iTunes just landed on “God Rest His Soul” by The 31st of February, which was a happy coincidence given the content of yesterday’s post. Recorded in 1968, it’s a beautiful prayer for Martin Luther King, Jr., sung by Greg Allman of all people.
Yeah, I know. There’s nothing less hip than Elton John, but while walking through Toronto last month, my iPod randomly landed on “Captain Fantastic and the Brown Dirt Cowboy,” and it was, at that moment, the single greatest song I had ever heard.
“Listen to this song,” he told us. “It’s the coolest.” Robbie was something of an authority on such things, and so I listened. Intently. Sitting stone upright on Dave’s bed. And Robbie was right. It was most definitely the coolest. This wicked keyboard sound introduced a simple, shuffling drumline.
I would like to play piano/keyboards in a rock band, and I would like that band to sound as much as possible like Ryan Adams’ “The Shadowlands.” I would also be perfectly content if it sounded like “Political Scientist” or “English Girls Approximately” or almost any other track from Love is Hell.
Since watching Caveh Zahedi’s In the Bathtub of the World on Sunday, I have probably listened to The Innocence Mission’s “Snow” thirty times. Hopefully I’ll find time to write about Bathtub in the next day or two. It’s been a long time since I was so moved by a film.

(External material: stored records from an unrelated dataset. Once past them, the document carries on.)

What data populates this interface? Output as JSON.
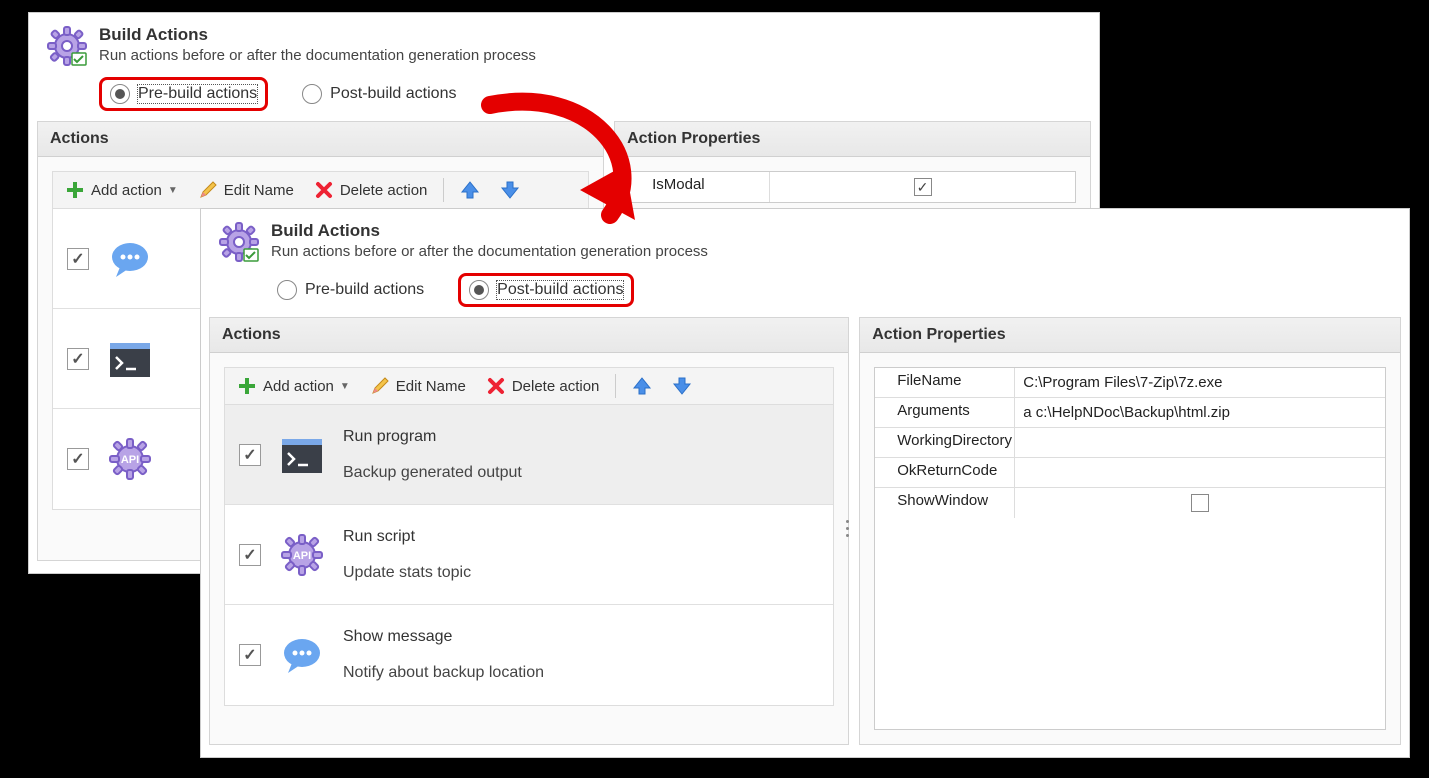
{
  "header": {
    "title": "Build Actions",
    "subtitle": "Run actions before or after the documentation generation process"
  },
  "radios": {
    "pre": "Pre-build actions",
    "post": "Post-build actions"
  },
  "sections": {
    "actions": "Actions",
    "props": "Action Properties"
  },
  "toolbar": {
    "add": "Add action",
    "edit": "Edit Name",
    "del": "Delete action"
  },
  "front_actions": [
    {
      "title": "Run program",
      "sub": "Backup generated output",
      "icon": "terminal"
    },
    {
      "title": "Run script",
      "sub": "Update stats topic",
      "icon": "api"
    },
    {
      "title": "Show message",
      "sub": "Notify about backup location",
      "icon": "bubble"
    }
  ],
  "back_props": [
    {
      "key": "IsModal",
      "val": "",
      "chk": true
    }
  ],
  "front_props": [
    {
      "key": "FileName",
      "val": "C:\\Program Files\\7-Zip\\7z.exe"
    },
    {
      "key": "Arguments",
      "val": "a c:\\HelpNDoc\\Backup\\html.zip"
    },
    {
      "key": "WorkingDirectory",
      "val": ""
    },
    {
      "key": "OkReturnCode",
      "val": ""
    },
    {
      "key": "ShowWindow",
      "val": "",
      "chk": false
    }
  ]
}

I’ve been meaning to post this one for some time now. I’m not sure how well “Cucurrucucu Paloma” will work for those of you who haven’t seen Almodovar’s Talk to Her, but I had to buy the soundtrack for this song alone. I just can’t imagine being able to sing like Caetano Veloso. I’d never talk again.